Dataset:

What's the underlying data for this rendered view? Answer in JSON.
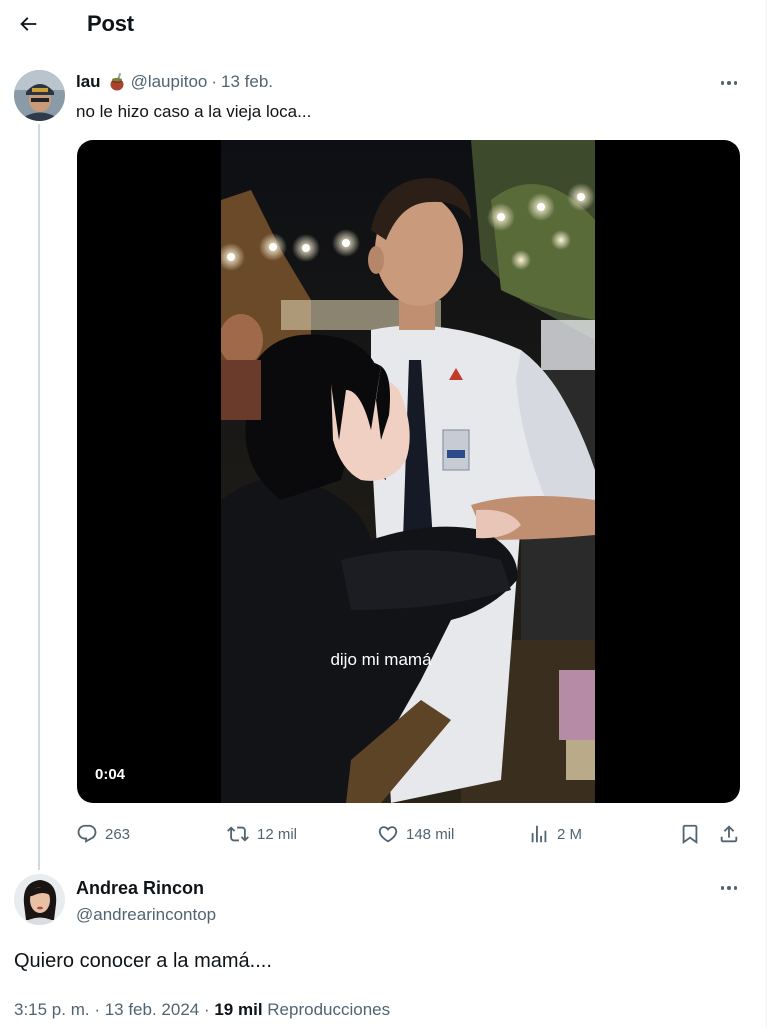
{
  "header": {
    "back_icon": "arrow-left-icon",
    "title": "Post"
  },
  "post": {
    "author_name": "lau",
    "author_emoji_icon": "mate-cup-icon",
    "author_handle": "@laupitoo",
    "separator": "·",
    "date": "13 feb.",
    "text": "no le hizo caso a la vieja loca...",
    "video": {
      "caption": "dijo mi mamá",
      "timestamp": "0:04"
    },
    "actions": {
      "replies": "263",
      "reposts": "12 mil",
      "likes": "148 mil",
      "views": "2 M"
    }
  },
  "reply": {
    "author_name": "Andrea Rincon",
    "author_handle": "@andrearincontop",
    "text": "Quiero conocer a la mamá....",
    "meta": {
      "time_date": "3:15 p. m. · 13 feb. 2024 · ",
      "views_count": "19 mil",
      "views_label": " Reproducciones"
    }
  },
  "colors": {
    "text_primary": "#0f1419",
    "text_secondary": "#536471",
    "thread_line": "#cfd9de",
    "media_bg": "#000000"
  }
}
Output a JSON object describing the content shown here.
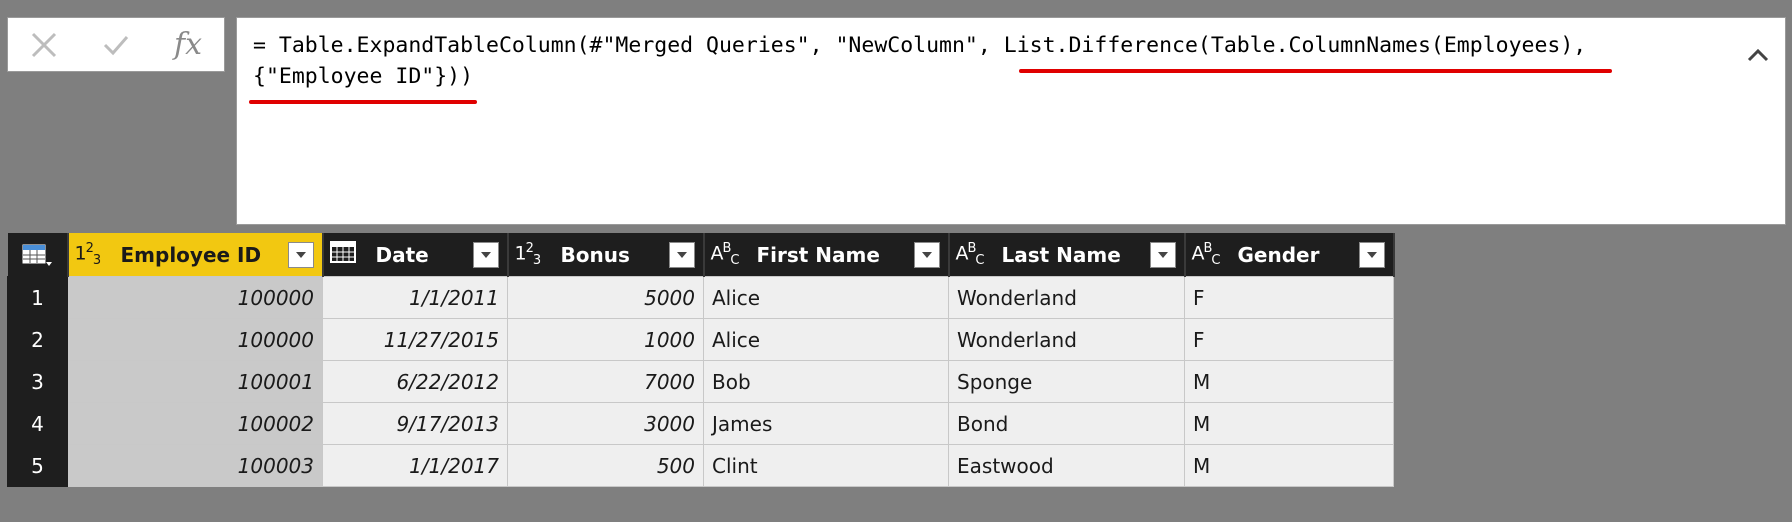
{
  "formula_bar": {
    "cancel_icon": "close-icon",
    "commit_icon": "check-icon",
    "fx_label": "fx",
    "formula_part1": "= Table.ExpandTableColumn(#\"Merged Queries\", \"NewColumn\", ",
    "formula_highlight1": "List.Difference(Table.ColumnNames(Employees),",
    "formula_space": " ",
    "formula_highlight2": "{\"Employee ID\"})",
    "formula_end": ")",
    "underline_color": "#e00000"
  },
  "table": {
    "columns": [
      {
        "type_icon": "123",
        "label": "Employee ID",
        "active": true
      },
      {
        "type_icon": "date",
        "label": "Date"
      },
      {
        "type_icon": "123",
        "label": "Bonus"
      },
      {
        "type_icon": "ABC",
        "label": "First Name"
      },
      {
        "type_icon": "ABC",
        "label": "Last Name"
      },
      {
        "type_icon": "ABC",
        "label": "Gender"
      }
    ],
    "rows": [
      {
        "n": "1",
        "cells": [
          "100000",
          "1/1/2011",
          "5000",
          "Alice",
          "Wonderland",
          "F"
        ]
      },
      {
        "n": "2",
        "cells": [
          "100000",
          "11/27/2015",
          "1000",
          "Alice",
          "Wonderland",
          "F"
        ]
      },
      {
        "n": "3",
        "cells": [
          "100001",
          "6/22/2012",
          "7000",
          "Bob",
          "Sponge",
          "M"
        ]
      },
      {
        "n": "4",
        "cells": [
          "100002",
          "9/17/2013",
          "3000",
          "James",
          "Bond",
          "M"
        ]
      },
      {
        "n": "5",
        "cells": [
          "100003",
          "1/1/2017",
          "500",
          "Clint",
          "Eastwood",
          "M"
        ]
      }
    ],
    "active_column_color": "#f2c811"
  }
}
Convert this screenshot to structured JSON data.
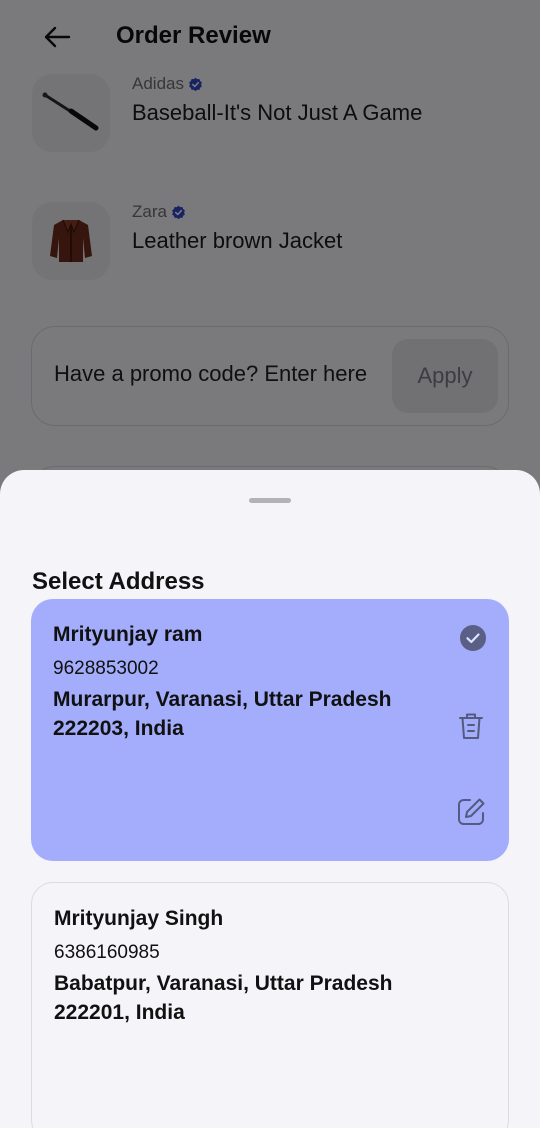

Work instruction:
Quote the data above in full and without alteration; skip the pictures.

The completed task:
What's the underlying data for this rendered view? Answer in JSON.
{
  "header": {
    "back_icon": "arrow-left-icon",
    "title": "Post"
  },
  "post": {
    "author_name": "lau",
    "author_emoji_icon": "mate-cup-icon",
    "author_handle": "@laupitoo",
    "separator": "·",
    "date": "13 feb.",
    "text": "no le hizo caso a la vieja loca...",
    "video": {
      "caption": "dijo mi mamá",
      "timestamp": "0:04"
    },
    "actions": {
      "replies": "263",
      "reposts": "12 mil",
      "likes": "148 mil",
      "views": "2 M"
    }
  },
  "reply": {
    "author_name": "Andrea Rincon",
    "author_handle": "@andrearincontop",
    "text": "Quiero conocer a la mamá....",
    "meta": {
      "time_date": "3:15 p. m. · 13 feb. 2024 · ",
      "views_count": "19 mil",
      "views_label": " Reproducciones"
    }
  },
  "colors": {
    "text_primary": "#0f1419",
    "text_secondary": "#536471",
    "thread_line": "#cfd9de",
    "media_bg": "#000000"
  }
}
Output a JSON object describing the content shown here.
{
  "formula_bar": {
    "cancel_icon": "close-icon",
    "commit_icon": "check-icon",
    "fx_label": "fx",
    "formula_part1": "= Table.ExpandTableColumn(#\"Merged Queries\", \"NewColumn\", ",
    "formula_highlight1": "List.Difference(Table.ColumnNames(Employees),",
    "formula_space": " ",
    "formula_highlight2": "{\"Employee ID\"})",
    "formula_end": ")",
    "underline_color": "#e00000"
  },
  "table": {
    "columns": [
      {
        "type_icon": "123",
        "label": "Employee ID",
        "active": true
      },
      {
        "type_icon": "date",
        "label": "Date"
      },
      {
        "type_icon": "123",
        "label": "Bonus"
      },
      {
        "type_icon": "ABC",
        "label": "First Name"
      },
      {
        "type_icon": "ABC",
        "label": "Last Name"
      },
      {
        "type_icon": "ABC",
        "label": "Gender"
      }
    ],
    "rows": [
      {
        "n": "1",
        "cells": [
          "100000",
          "1/1/2011",
          "5000",
          "Alice",
          "Wonderland",
          "F"
        ]
      },
      {
        "n": "2",
        "cells": [
          "100000",
          "11/27/2015",
          "1000",
          "Alice",
          "Wonderland",
          "F"
        ]
      },
      {
        "n": "3",
        "cells": [
          "100001",
          "6/22/2012",
          "7000",
          "Bob",
          "Sponge",
          "M"
        ]
      },
      {
        "n": "4",
        "cells": [
          "100002",
          "9/17/2013",
          "3000",
          "James",
          "Bond",
          "M"
        ]
      },
      {
        "n": "5",
        "cells": [
          "100003",
          "1/1/2017",
          "500",
          "Clint",
          "Eastwood",
          "M"
        ]
      }
    ],
    "active_column_color": "#f2c811"
  }
}
Convert this screenshot to structured JSON data.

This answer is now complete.